Cryptocurrencies in general are characterized by speculation, uncertainty, and extreme volatility. These traits can certainly scare away even the most experienced investors from dabbling in the burgeoning asset class. Even Bitcoin (CRYPTO:BTC), the world’s oldest and most developed cryptocurrency, is experiencing extreme price movements like a never-ending roller-coaster ride.
But based on my arguments below, I’ll prove that Bitcoin is fundamentally not a risky asset at all. This statement is not as bold as you might think. Keep reading and you might just find yourself wanting to own Bitcoin.
The traditional definition of risk is wrong
Modern Portfolio Theory, an investment framework developed in the 1950s by economist Harry Markowitz, defines risk as volatility. In other words, the more that an individual stock’s price fluctuates, the riskier it is. This mindset permeates through the investment industry. I believe this to be a strikingly flawed approach.
Warren Buffett, the chairman and CEO of conglomerate Berkshire Hathaway and arguably the greatest investor ever, views risk differently. He thinks of it as the chance of a permanent loss of capital. Many other prominent investors adopt the same point of view. This perspective results in only making investments where the probability of losing money is low, not how much the stock price moves around.
Roku (NASDAQ:ROKU), for example, is a very volatile stock. But it’s a competitively advantaged business that is riding the broad secular shift toward streaming entertainment. And its stock has returned more than 600% since going public in September 2017. On the other hand, a dying business that’s losing revenue each year and that lacks a competitive advantage could be viewed as less risky because its stock price might not fluctuate as much. This sounds absolutely ludicrous, and it shows that the traditional definition of risk may be due for an update.
It’s all about purchasing power
Let’s take it one step further. In addition to risk being the chance of a permanent loss of capital, it can also be viewed as the loss of purchasing power over time. Holding onto cash for many years would be a careless financial decision because inflation reduces a currency’s value and, in turn, results in goods and services becoming more expensive over time. Therefore, owning financial assets that appreciate in value in excess of inflation is the most effective way to decrease inflationary risk.

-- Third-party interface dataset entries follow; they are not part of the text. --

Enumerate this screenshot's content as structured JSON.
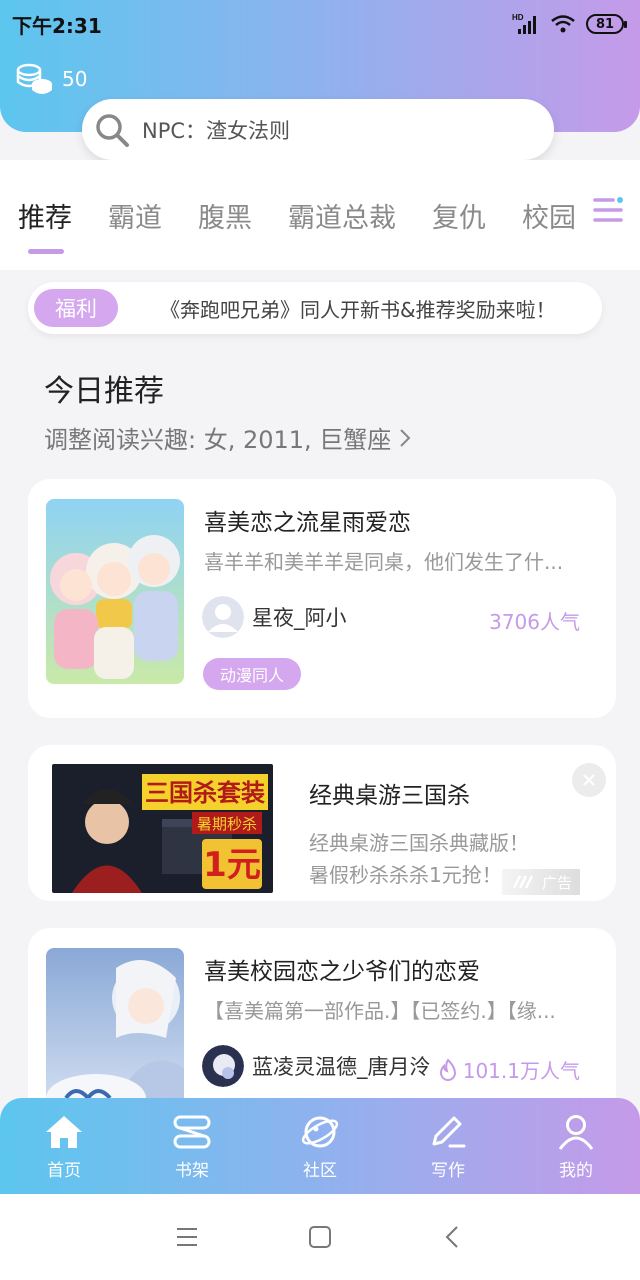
{
  "status_bar": {
    "time": "下午2:31",
    "battery": "81",
    "network": "HD"
  },
  "header": {
    "coins": "50"
  },
  "search": {
    "placeholder": "NPC：渣女法则"
  },
  "tabs": [
    "推荐",
    "霸道",
    "腹黑",
    "霸道总裁",
    "复仇",
    "校园"
  ],
  "notice": {
    "badge": "福利",
    "text": "《奔跑吧兄弟》同人开新书&推荐奖励来啦！"
  },
  "today": {
    "title": "今日推荐",
    "subtitle": "调整阅读兴趣: 女, 2011, 巨蟹座"
  },
  "books": [
    {
      "title": "喜美恋之流星雨爱恋",
      "description": "喜羊羊和美羊羊是同桌，他们发生了什...",
      "author": "星夜_阿小",
      "popularity": "3706人气",
      "tag": "动漫同人"
    },
    {
      "title": "喜美校园恋之少爷们的恋爱",
      "description": "【喜美篇第一部作品.】【已签约.】【缘...",
      "author": "蓝凌灵温德_唐月泠",
      "popularity": "101.1万人气"
    }
  ],
  "ad": {
    "title": "经典桌游三国杀",
    "line1": "经典桌游三国杀典藏版！",
    "line2": "暑假秒杀杀杀1元抢！",
    "label": "广告",
    "image_heading": "三国杀套装",
    "image_sub": "暑期秒杀",
    "image_price": "1元"
  },
  "bottom_nav": [
    {
      "label": "首页",
      "icon": "home-icon"
    },
    {
      "label": "书架",
      "icon": "bookshelf-icon"
    },
    {
      "label": "社区",
      "icon": "planet-icon"
    },
    {
      "label": "写作",
      "icon": "pen-icon"
    },
    {
      "label": "我的",
      "icon": "profile-icon"
    }
  ],
  "colors": {
    "accent": "#c59ae9",
    "gradient_start": "#5cc6ee",
    "gradient_end": "#c59ae9"
  }
}
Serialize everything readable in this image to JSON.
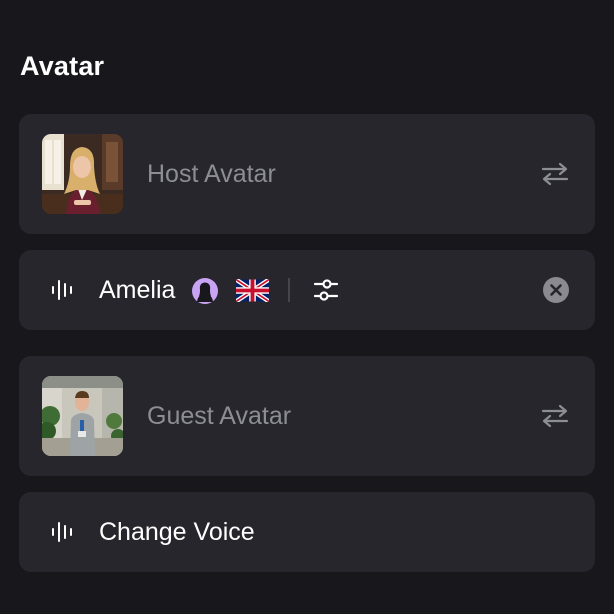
{
  "section": {
    "title": "Avatar"
  },
  "host": {
    "label": "Host Avatar",
    "thumbnail_icon": "host-avatar-photo",
    "swap_icon": "swap-arrows-icon"
  },
  "host_voice": {
    "name": "Amelia",
    "gender_icon": "female-person-icon",
    "language_icon": "uk-flag-icon",
    "settings_icon": "sliders-icon",
    "clear_icon": "close-circle-icon"
  },
  "guest": {
    "label": "Guest Avatar",
    "thumbnail_icon": "guest-avatar-photo",
    "swap_icon": "swap-arrows-icon"
  },
  "guest_voice": {
    "label": "Change Voice",
    "voice_icon": "audio-wave-icon"
  },
  "colors": {
    "background": "#17171c",
    "card": "#26262c",
    "text_primary": "#ffffff",
    "text_muted": "#8d8d94",
    "gender_badge": "#c9a4f5"
  }
}
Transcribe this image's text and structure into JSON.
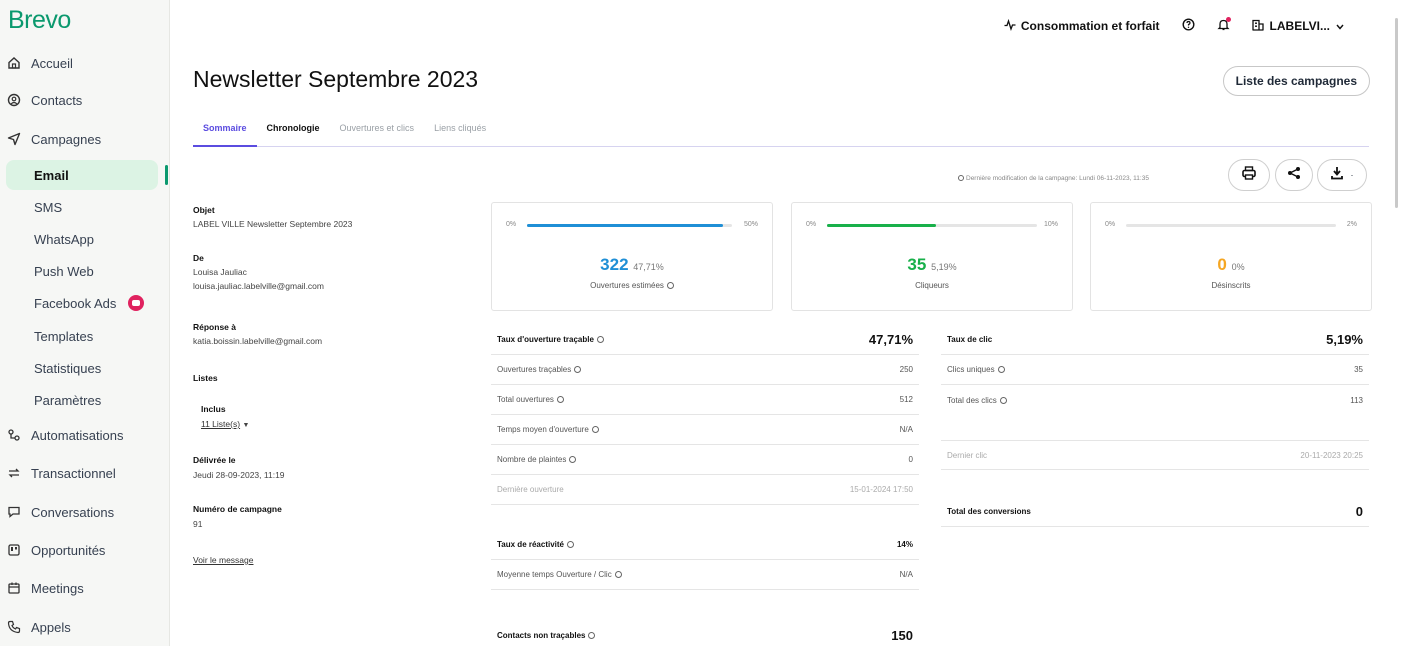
{
  "brand": "Brevo",
  "sidebar": {
    "items": [
      {
        "label": "Accueil",
        "icon": "home-icon"
      },
      {
        "label": "Contacts",
        "icon": "contacts-icon"
      },
      {
        "label": "Campagnes",
        "icon": "send-icon"
      },
      {
        "label": "Email"
      },
      {
        "label": "SMS"
      },
      {
        "label": "WhatsApp"
      },
      {
        "label": "Push Web"
      },
      {
        "label": "Facebook Ads"
      },
      {
        "label": "Templates"
      },
      {
        "label": "Statistiques"
      },
      {
        "label": "Paramètres"
      },
      {
        "label": "Automatisations",
        "icon": "automation-icon"
      },
      {
        "label": "Transactionnel",
        "icon": "transactional-icon"
      },
      {
        "label": "Conversations",
        "icon": "chat-icon"
      },
      {
        "label": "Opportunités",
        "icon": "deals-icon"
      },
      {
        "label": "Meetings",
        "icon": "calendar-icon"
      },
      {
        "label": "Appels",
        "icon": "phone-icon"
      }
    ]
  },
  "topbar": {
    "consumption": "Consommation et forfait",
    "account": "LABELVI..."
  },
  "page": {
    "title": "Newsletter Septembre 2023",
    "list_button": "Liste des campagnes"
  },
  "tabs": [
    "Sommaire",
    "Chronologie",
    "Ouvertures et clics",
    "Liens cliqués"
  ],
  "last_modified": "Dernière modification de la campagne: Lundi 06-11-2023, 11:35",
  "info": {
    "objet_label": "Objet",
    "objet": "LABEL VILLE Newsletter Septembre 2023",
    "de_label": "De",
    "de_name": "Louisa Jauliac",
    "de_email": "louisa.jauliac.labelville@gmail.com",
    "reponse_label": "Réponse à",
    "reponse": "katia.boissin.labelville@gmail.com",
    "listes_label": "Listes",
    "inclus_label": "Inclus",
    "inclus_value": "11 Liste(s)",
    "delivree_label": "Délivrée le",
    "delivree": "Jeudi 28-09-2023, 11:19",
    "numero_label": "Numéro de campagne",
    "numero": "91",
    "voir": "Voir le message"
  },
  "cards": [
    {
      "min": "0%",
      "max": "50%",
      "value": "322",
      "percent": "47,71%",
      "label": "Ouvertures estimées",
      "fill": 0.954,
      "color": "#1f8fd6"
    },
    {
      "min": "0%",
      "max": "10%",
      "value": "35",
      "percent": "5,19%",
      "label": "Cliqueurs",
      "fill": 0.519,
      "color": "#18b04a"
    },
    {
      "min": "0%",
      "max": "2%",
      "value": "0",
      "percent": "0%",
      "label": "Désinscrits",
      "fill": 0,
      "color": "#f5a623"
    }
  ],
  "left_table": [
    {
      "label": "Taux d'ouverture traçable",
      "value": "47,71%",
      "head": true
    },
    {
      "label": "Ouvertures traçables",
      "value": "250"
    },
    {
      "label": "Total ouvertures",
      "value": "512"
    },
    {
      "label": "Temps moyen d'ouverture",
      "value": "N/A"
    },
    {
      "label": "Nombre de plaintes",
      "value": "0"
    },
    {
      "label": "Dernière ouverture",
      "value": "15-01-2024 17:50"
    },
    {
      "label": "Taux de réactivité",
      "value": "14%"
    },
    {
      "label": "Moyenne temps Ouverture / Clic",
      "value": "N/A"
    },
    {
      "label": "Contacts non traçables",
      "value": "150"
    }
  ],
  "right_table": [
    {
      "label": "Taux de clic",
      "value": "5,19%"
    },
    {
      "label": "Clics uniques",
      "value": "35"
    },
    {
      "label": "Total des clics",
      "value": "113"
    },
    {
      "label": "Dernier clic",
      "value": "20-11-2023 20:25"
    },
    {
      "label": "Total des conversions",
      "value": "0"
    }
  ]
}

With this framework, it’s easy to see that Bitcoin has historically, in fact, not been risky at all. Early investors in the cryptocurrency would have seen their purchasing power skyrocket throughout the years, as the coin’s value surged from about $900 five years ago to more than $35,500 today. Sure, the ups and downs in Bitcoin’s price are hard to stomach, but that’s to be expected when dealing with an entirely new technology that has the potential to fundamentally change how people interact with and exchange value in the digital world.
Bitcoin has gone in and out of the spotlight since its founding in 2009, and it’s still here today with a $672 billion market value. As more time passes and more institutions start to really take it seriously, the chances of Bitcoin going to zero greatly diminish. If you haven’t already, I think now might be an opportune time to jump on the bandwagon.
This article represents the opinion of the writer, who may disagree with the “official” recommendation position of a Motley Fool premium advisory service. We’re motley! Questioning an investing thesis — even one of our own — helps us all think critically about investing and make decisions that help us become smarter, happier, and richer.
Read More: Here’s Why Bitcoin Is Not Risky